• Task prompt:
Count the lines in the records below that contain the word "Importer", and give that figure alone.

───── Entries provided ─────

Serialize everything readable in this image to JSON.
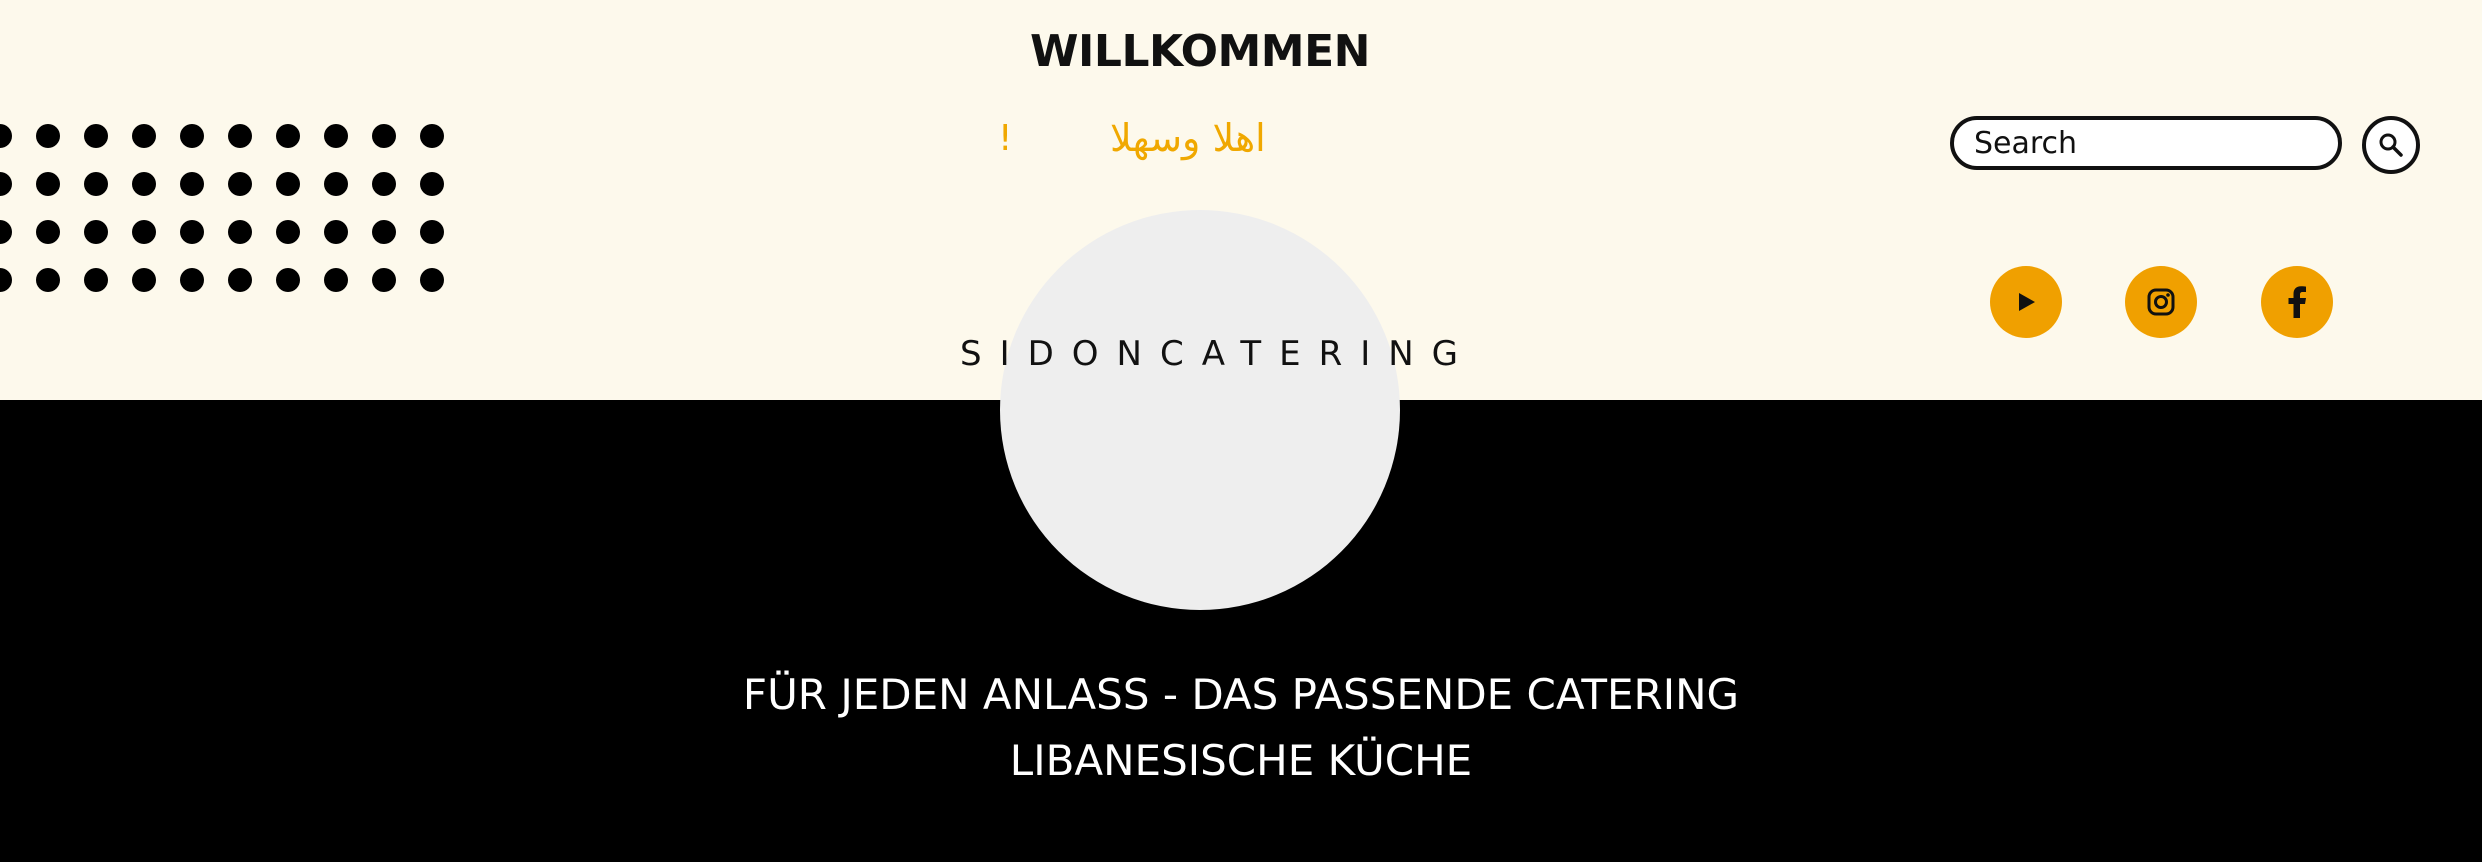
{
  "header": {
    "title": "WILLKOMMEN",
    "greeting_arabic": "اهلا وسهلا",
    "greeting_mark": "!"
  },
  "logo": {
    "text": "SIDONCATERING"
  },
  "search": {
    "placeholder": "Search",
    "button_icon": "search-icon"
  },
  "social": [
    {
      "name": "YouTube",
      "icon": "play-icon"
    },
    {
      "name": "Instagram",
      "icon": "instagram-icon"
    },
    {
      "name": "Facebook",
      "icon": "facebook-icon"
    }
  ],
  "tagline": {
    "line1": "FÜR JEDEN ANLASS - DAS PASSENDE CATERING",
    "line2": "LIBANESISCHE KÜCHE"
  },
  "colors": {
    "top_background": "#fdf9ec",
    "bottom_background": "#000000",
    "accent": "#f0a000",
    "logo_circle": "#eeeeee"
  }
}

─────
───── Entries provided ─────

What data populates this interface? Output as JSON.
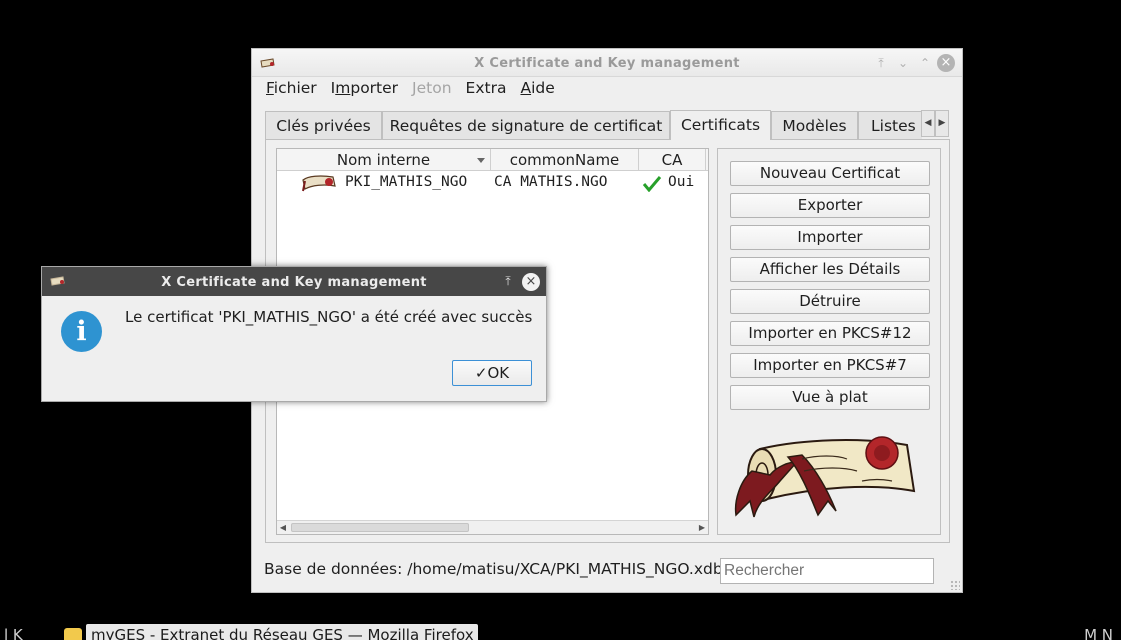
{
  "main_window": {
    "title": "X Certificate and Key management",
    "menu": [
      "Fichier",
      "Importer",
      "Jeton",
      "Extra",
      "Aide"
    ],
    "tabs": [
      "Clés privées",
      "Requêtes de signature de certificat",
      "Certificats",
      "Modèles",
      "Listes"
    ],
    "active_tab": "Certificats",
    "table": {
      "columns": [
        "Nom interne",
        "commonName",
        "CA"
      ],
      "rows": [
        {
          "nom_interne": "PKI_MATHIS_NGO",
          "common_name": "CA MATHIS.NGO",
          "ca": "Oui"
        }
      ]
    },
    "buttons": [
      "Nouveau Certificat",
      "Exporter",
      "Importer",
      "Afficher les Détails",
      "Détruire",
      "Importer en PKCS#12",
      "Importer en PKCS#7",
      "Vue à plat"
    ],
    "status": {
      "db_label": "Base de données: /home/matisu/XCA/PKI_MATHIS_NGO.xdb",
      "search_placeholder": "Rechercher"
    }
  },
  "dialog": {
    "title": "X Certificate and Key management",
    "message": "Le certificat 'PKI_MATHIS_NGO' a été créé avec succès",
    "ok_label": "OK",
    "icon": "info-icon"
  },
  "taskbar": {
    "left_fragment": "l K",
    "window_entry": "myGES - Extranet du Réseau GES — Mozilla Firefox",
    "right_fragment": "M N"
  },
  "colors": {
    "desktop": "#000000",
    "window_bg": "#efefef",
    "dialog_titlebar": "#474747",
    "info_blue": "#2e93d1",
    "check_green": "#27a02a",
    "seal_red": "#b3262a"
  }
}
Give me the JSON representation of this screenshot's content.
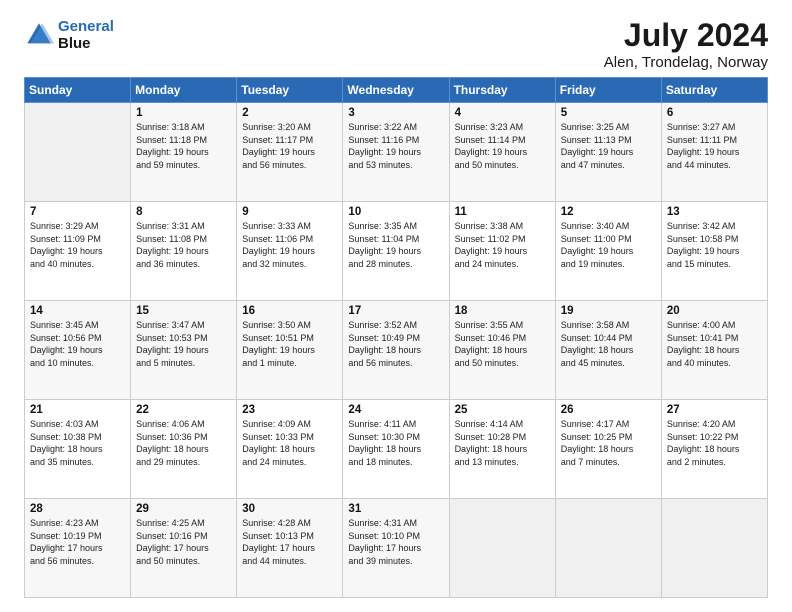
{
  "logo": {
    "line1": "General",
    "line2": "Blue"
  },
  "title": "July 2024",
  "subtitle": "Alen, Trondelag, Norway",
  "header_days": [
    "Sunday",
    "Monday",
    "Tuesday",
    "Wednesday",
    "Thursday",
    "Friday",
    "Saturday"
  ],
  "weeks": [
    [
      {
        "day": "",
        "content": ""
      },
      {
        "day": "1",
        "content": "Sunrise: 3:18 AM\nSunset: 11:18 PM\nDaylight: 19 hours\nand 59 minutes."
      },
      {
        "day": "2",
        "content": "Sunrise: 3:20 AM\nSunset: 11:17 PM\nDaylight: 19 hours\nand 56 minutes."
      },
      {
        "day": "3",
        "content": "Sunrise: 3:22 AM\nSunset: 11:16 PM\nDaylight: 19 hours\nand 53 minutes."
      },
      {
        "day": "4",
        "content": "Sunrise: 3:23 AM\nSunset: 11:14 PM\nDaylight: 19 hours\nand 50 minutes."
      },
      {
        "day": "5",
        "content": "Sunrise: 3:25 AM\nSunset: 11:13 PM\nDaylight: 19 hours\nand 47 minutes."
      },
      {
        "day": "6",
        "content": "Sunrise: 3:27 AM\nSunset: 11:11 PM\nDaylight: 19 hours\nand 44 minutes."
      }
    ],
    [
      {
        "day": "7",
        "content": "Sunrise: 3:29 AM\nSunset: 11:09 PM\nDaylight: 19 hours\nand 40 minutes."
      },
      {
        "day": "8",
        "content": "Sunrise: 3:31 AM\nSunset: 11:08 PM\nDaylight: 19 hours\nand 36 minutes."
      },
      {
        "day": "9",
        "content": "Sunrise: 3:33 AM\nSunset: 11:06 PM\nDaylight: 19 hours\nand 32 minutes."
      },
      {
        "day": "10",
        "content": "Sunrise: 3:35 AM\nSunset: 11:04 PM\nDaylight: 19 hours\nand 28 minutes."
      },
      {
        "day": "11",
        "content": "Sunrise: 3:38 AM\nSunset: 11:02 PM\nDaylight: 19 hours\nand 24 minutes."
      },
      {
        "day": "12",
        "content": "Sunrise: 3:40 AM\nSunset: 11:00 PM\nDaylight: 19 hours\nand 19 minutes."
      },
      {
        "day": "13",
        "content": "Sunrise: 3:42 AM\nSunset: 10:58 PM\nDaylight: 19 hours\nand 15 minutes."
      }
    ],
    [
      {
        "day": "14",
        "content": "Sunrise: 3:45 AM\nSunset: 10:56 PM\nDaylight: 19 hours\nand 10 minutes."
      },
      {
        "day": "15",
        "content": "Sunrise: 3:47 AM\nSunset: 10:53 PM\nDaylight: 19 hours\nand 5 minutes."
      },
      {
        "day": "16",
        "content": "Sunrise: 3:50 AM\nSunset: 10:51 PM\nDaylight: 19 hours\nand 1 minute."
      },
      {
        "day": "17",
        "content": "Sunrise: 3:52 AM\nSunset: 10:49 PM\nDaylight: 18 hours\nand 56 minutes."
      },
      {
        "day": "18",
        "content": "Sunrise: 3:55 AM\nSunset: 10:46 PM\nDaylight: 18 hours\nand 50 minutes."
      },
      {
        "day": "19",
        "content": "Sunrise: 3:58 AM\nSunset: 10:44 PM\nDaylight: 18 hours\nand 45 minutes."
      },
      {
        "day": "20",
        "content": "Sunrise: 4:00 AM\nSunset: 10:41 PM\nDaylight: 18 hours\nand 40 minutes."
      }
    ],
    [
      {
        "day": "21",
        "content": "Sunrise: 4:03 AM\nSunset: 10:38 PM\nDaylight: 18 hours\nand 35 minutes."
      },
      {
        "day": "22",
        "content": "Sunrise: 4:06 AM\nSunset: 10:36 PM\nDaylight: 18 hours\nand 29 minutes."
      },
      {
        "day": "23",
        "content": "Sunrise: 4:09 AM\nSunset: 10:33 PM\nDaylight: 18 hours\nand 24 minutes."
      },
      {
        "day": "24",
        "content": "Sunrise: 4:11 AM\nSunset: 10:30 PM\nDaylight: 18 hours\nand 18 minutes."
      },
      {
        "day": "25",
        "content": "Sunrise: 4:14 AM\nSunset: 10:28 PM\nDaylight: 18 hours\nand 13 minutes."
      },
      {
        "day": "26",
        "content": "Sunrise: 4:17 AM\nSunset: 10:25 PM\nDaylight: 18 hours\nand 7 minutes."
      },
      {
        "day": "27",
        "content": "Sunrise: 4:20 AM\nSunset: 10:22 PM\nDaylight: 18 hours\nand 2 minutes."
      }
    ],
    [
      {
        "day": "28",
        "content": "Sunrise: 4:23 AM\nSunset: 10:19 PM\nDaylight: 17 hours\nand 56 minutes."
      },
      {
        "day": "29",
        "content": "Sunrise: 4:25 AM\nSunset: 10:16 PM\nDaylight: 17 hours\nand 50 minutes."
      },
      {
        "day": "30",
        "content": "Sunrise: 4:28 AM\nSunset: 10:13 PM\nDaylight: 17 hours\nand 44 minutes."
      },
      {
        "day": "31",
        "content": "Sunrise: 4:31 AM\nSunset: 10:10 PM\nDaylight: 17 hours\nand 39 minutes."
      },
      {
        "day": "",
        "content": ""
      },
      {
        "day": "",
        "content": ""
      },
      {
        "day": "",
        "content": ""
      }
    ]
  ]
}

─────
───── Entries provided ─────

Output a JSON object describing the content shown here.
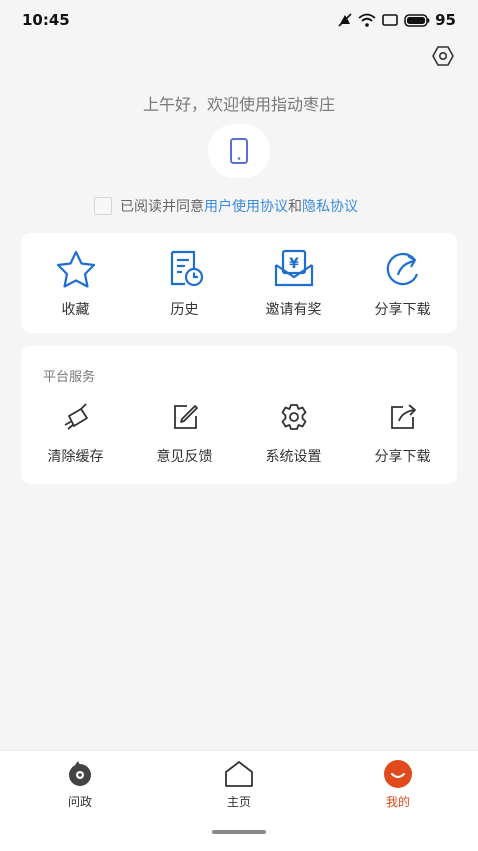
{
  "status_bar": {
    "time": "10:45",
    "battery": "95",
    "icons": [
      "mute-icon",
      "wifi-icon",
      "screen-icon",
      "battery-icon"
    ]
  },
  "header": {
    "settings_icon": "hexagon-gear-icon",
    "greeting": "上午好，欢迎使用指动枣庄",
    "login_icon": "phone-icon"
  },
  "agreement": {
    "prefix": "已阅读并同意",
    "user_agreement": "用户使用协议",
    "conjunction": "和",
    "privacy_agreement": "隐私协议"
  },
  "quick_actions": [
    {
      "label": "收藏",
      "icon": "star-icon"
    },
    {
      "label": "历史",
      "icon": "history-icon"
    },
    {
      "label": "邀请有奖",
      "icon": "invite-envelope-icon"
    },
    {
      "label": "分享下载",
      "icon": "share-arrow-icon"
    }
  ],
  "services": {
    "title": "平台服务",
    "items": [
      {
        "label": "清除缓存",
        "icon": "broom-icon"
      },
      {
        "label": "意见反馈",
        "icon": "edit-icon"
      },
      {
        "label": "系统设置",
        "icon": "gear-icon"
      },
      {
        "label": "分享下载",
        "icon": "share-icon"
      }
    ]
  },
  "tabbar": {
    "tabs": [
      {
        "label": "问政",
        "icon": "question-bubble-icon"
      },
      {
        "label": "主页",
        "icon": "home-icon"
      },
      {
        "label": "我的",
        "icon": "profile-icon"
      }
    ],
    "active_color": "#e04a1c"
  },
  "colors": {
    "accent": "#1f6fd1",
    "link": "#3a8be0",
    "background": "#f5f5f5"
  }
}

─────

• Output:
4